Data records for software interfaces
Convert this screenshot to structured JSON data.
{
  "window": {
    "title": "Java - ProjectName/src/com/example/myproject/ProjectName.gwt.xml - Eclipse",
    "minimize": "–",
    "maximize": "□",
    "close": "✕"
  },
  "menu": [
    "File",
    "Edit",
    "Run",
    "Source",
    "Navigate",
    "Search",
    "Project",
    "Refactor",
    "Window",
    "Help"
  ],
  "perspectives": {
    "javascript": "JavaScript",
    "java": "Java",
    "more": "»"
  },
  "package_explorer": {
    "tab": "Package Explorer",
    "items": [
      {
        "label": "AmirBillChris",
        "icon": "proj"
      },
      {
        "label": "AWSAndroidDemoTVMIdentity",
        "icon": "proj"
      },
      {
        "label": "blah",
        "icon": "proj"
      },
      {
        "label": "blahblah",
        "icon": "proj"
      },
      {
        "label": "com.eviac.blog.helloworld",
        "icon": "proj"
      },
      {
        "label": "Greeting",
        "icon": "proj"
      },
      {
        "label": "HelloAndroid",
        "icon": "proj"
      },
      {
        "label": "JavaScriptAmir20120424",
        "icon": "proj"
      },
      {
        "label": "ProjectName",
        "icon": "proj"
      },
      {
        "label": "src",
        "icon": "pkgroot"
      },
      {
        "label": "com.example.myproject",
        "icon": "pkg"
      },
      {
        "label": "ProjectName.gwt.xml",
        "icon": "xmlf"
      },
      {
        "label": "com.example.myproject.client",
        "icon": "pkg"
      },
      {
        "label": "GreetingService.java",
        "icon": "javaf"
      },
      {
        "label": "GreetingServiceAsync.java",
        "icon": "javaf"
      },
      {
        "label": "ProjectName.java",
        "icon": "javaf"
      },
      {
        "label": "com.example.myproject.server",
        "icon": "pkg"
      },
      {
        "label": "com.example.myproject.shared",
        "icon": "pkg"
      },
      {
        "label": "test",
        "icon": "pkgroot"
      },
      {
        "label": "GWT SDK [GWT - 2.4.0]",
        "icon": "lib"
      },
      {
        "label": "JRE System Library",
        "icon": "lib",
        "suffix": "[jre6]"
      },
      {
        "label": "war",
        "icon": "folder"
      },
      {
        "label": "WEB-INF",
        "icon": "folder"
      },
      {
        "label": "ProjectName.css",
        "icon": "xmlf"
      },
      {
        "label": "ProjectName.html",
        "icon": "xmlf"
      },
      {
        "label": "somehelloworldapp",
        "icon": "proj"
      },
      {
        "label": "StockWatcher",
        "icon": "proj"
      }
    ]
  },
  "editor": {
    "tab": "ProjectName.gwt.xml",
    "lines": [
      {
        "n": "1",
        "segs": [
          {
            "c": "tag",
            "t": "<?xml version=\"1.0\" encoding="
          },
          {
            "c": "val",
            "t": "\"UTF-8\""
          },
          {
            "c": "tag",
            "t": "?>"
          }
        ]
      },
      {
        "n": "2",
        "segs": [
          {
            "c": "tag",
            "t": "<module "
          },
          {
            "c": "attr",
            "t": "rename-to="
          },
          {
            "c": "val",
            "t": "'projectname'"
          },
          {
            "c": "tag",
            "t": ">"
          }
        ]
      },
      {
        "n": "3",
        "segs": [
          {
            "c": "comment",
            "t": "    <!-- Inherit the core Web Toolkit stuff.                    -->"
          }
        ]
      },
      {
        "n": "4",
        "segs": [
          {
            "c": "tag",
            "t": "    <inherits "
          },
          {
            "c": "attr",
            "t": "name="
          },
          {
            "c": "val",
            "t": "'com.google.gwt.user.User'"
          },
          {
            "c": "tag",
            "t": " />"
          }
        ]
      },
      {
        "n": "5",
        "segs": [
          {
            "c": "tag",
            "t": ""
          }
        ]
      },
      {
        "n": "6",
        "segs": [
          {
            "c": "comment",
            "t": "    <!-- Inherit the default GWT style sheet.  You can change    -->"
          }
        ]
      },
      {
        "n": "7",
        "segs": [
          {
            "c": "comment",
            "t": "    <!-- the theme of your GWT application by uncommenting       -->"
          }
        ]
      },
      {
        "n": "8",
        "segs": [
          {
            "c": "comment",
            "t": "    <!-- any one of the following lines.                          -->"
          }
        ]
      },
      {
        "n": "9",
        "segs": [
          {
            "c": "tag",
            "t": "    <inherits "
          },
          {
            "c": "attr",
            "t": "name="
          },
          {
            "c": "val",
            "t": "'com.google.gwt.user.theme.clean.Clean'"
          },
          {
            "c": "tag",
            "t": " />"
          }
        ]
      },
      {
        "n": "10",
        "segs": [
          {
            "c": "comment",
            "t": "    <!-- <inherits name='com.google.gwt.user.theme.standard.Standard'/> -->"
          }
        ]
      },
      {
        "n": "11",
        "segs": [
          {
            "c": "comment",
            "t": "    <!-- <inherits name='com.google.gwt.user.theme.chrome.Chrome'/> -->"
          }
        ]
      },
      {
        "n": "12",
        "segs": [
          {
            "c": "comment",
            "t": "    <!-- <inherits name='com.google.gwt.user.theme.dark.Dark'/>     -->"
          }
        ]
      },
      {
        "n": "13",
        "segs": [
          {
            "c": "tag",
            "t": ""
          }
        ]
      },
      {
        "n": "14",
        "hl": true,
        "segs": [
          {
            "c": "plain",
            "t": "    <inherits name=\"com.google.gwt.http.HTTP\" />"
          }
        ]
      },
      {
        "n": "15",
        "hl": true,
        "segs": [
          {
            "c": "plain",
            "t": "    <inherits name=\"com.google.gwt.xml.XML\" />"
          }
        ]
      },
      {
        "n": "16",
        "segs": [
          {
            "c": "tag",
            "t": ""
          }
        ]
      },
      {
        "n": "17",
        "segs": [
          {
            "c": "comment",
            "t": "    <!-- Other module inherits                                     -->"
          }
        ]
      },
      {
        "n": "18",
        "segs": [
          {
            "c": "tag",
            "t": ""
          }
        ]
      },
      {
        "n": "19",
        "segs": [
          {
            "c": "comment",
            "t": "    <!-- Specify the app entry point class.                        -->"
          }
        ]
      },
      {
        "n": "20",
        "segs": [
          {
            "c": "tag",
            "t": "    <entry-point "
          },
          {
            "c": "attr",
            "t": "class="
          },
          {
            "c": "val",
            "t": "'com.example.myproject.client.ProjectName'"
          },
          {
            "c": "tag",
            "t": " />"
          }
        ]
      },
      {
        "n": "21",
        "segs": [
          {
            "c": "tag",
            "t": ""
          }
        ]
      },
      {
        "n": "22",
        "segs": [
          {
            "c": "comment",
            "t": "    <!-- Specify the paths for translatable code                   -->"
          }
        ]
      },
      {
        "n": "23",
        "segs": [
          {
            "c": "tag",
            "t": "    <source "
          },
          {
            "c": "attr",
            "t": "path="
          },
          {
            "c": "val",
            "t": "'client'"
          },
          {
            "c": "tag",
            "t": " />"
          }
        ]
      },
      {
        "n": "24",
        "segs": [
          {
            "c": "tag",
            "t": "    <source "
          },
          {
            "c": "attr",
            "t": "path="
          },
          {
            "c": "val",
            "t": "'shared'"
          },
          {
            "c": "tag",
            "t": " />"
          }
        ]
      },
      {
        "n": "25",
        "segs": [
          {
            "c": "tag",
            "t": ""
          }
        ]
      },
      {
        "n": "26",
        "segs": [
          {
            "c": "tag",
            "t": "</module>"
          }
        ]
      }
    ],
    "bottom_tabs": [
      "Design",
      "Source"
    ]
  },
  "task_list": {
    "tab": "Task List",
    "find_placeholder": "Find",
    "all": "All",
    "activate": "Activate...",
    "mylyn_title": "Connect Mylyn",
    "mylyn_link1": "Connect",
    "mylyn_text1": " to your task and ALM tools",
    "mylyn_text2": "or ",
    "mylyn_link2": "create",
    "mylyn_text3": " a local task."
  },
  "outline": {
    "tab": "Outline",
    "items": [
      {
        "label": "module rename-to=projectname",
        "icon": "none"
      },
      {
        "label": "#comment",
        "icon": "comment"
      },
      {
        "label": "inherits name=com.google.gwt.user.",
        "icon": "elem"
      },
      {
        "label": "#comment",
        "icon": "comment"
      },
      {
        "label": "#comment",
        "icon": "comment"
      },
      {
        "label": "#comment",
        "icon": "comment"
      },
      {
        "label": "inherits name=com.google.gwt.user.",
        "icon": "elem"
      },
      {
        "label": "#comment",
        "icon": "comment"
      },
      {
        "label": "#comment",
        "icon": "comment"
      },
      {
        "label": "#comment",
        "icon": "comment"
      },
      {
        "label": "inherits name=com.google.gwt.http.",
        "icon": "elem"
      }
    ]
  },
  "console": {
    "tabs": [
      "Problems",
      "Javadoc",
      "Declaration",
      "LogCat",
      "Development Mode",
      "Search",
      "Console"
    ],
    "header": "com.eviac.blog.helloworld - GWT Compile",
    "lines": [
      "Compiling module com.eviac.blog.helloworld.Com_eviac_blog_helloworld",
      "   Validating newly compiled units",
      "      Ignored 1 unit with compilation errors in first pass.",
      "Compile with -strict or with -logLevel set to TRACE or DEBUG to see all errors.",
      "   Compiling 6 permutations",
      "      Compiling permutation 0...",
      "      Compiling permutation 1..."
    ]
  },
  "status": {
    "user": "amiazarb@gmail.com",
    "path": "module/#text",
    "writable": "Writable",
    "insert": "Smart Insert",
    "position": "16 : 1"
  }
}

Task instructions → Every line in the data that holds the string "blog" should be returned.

Solution to this exercise →
        "label": "com.eviac.blog.helloworld",
    "header": "com.eviac.blog.helloworld - GWT Compile",
      "Compiling module com.eviac.blog.helloworld.Com_eviac_blog_helloworld",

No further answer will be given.